Relationship breakdown is stressful enough, but by not providing the right information to the public at the right time, this only adds to problem. For any person requiring support and assistance with their divorce, separation or child contact issue, we would encourage them to ring National Family Mediation to get the right information and save themselves a lot of confusion and turmoil in the process.

National Family Mediation has an 85% success rate for all those entering mediation. Our service can provide support to all members of the family, including children who feel stuck in the middle. Mediation provides longer lasting agreements than those made in the courts and is excellent value for money (National Audit Office report, March 2007).

For more information call Jane Robey on 0300 4000 636 or email:


1.    The change in Legal Aid which came into being when the Legal Aid, Sentencing and Punishment of  Offenders Bill was enacted on 1st April 2013 was intended to divert couples going through separation, divorce or dissolution of civil partnerships away from legal proceedings and into alternative dispute resolution options, mainly mediation. A great deal of publicity was given to the removal of Legal Aid from family lawyers but little to the available mediation route.

2.    The unintended consequence of this is twofold:

a.    The inundation of the family courts with couples who have chosen to go straight to court to get a decision instead of using Mediation or some other form of dispute resolution. The number of cases applying to the courts in the period April to June 2013 increased by 27% across the country (Child and Family Court Advisory and Support Service – Cafcass, July 2013). The proportion of these cases involving Litigants in Person i.e. those who have no legal representation is significantly higher than previously adding to the time each case takes in Court.

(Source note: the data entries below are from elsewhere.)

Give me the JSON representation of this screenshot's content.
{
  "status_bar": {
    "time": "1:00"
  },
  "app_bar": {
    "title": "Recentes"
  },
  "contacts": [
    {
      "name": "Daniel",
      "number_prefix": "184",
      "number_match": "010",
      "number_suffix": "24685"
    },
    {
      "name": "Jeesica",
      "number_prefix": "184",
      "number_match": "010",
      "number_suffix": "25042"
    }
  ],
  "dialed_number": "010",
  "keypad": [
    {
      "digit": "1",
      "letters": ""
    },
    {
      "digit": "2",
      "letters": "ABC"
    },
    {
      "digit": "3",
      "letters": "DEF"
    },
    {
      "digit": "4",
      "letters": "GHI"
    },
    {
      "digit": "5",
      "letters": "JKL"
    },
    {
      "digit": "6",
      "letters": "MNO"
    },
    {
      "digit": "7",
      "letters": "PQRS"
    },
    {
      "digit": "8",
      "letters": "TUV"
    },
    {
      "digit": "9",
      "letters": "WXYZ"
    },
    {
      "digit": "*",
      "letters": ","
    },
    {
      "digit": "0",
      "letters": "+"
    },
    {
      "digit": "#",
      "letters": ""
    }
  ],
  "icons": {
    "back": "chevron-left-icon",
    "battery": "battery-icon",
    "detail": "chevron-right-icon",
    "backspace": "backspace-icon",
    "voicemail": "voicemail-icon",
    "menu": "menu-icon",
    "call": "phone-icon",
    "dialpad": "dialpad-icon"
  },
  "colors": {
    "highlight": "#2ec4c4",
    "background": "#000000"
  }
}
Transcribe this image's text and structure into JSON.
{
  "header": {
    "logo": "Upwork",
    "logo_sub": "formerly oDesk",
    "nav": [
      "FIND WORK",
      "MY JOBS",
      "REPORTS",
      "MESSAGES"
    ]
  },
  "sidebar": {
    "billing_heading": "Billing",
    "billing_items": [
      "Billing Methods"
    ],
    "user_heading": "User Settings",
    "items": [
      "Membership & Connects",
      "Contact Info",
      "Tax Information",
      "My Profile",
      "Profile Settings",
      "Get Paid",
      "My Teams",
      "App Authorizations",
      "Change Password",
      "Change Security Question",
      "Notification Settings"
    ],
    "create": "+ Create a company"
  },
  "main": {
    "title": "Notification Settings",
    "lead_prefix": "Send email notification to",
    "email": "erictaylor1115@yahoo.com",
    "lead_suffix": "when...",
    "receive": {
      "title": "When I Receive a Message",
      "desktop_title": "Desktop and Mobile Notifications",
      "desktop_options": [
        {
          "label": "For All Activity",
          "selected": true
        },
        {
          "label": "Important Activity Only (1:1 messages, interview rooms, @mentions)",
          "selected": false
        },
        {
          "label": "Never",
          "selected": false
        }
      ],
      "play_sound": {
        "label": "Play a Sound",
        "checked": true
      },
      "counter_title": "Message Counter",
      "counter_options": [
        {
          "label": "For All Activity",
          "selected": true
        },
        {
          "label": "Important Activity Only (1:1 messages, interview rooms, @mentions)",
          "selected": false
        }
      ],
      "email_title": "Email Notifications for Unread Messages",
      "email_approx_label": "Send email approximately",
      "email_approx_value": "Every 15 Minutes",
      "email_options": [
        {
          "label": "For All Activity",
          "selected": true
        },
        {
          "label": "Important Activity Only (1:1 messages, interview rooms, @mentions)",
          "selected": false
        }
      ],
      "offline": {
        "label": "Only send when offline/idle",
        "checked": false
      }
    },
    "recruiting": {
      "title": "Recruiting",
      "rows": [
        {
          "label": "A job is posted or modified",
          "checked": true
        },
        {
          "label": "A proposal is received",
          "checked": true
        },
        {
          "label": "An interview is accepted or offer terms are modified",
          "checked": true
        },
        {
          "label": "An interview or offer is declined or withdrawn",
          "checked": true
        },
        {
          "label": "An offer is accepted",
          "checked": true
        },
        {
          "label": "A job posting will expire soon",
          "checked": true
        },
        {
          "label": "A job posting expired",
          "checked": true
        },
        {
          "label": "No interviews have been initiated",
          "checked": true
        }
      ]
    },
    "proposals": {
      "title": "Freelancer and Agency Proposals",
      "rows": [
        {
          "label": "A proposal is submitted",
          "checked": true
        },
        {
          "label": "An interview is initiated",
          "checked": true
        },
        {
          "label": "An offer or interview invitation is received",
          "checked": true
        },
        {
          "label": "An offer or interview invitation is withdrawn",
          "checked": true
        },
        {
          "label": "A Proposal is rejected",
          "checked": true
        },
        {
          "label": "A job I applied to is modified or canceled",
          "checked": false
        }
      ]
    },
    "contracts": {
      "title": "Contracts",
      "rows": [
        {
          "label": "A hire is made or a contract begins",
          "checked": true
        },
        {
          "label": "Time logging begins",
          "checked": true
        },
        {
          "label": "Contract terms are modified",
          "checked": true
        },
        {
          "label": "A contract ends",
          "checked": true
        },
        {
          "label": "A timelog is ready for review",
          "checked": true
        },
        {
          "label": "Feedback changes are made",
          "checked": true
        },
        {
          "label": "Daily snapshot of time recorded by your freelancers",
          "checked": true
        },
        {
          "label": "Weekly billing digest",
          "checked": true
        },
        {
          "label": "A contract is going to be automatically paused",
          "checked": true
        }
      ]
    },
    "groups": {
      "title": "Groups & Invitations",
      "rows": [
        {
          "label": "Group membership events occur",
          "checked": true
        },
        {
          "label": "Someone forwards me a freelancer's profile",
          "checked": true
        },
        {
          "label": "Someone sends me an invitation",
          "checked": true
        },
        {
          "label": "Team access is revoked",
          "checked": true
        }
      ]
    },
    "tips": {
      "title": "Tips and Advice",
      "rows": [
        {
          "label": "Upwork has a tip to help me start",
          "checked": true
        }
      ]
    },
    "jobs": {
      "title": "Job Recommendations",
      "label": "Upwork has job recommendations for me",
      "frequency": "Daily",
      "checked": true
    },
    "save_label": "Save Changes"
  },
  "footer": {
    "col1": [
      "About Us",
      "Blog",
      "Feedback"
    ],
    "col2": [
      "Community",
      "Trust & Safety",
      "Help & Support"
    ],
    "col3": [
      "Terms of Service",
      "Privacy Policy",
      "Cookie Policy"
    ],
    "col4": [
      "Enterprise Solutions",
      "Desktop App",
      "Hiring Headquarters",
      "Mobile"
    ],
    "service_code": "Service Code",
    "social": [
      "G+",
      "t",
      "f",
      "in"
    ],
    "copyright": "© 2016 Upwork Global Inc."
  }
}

b.    The drop in the level of referrals received by mediation services across the country; two sources have been used to clarify the position and both lead to a similar conclusion, the period of review was April to June 2012 against April to June 2013.

3.    National Family Mediation (NFM – umbrella body for 47 independent not for profit family mediation services) and Ministry of Justice (MoJ) figures obtained by a Freedom of Information (FoI) request produced the similar results. National Family Mediation has seen the number couples attending Mediation Information and Assessment Meetings (MIAMS) had dropped from 6.2K to 4.5K a 40% decline and those moving onto mediation had declined by a further 22%. The FoI information indicates the numbers attending MIAMS nationwide dropped from 7.3K to 3.8K – a drop of 47% in the same period with the number of mediation starts declining by 26%. The NFM figures show a slightly more positive picture but still indicate a huge drop in the numbers accessing mediation. Legal Aid lawyers can still offer a minimal amount of support to those who have accessed legal aid through mediation, but its value is limited to £150 for a legal advice session and £200 for the drafting of a consent order.

Links to the articles noted above:

NFM Family Mediation Training Module 1 – Day 1   Leave a comment

Follow Kirsten Naudé on her journey through the NFM Family Mediation Training. She chats about her experiences throughout the process. This video focuses on learning outcomes from Day 1 of the training programme.

NFM Family Mediation Training Introduction   Leave a comment

The introduction to the video blog of a trainee mediator’s experiences during a three month Family Mediation Training Programme (hosted by National Family Mediation)
Also see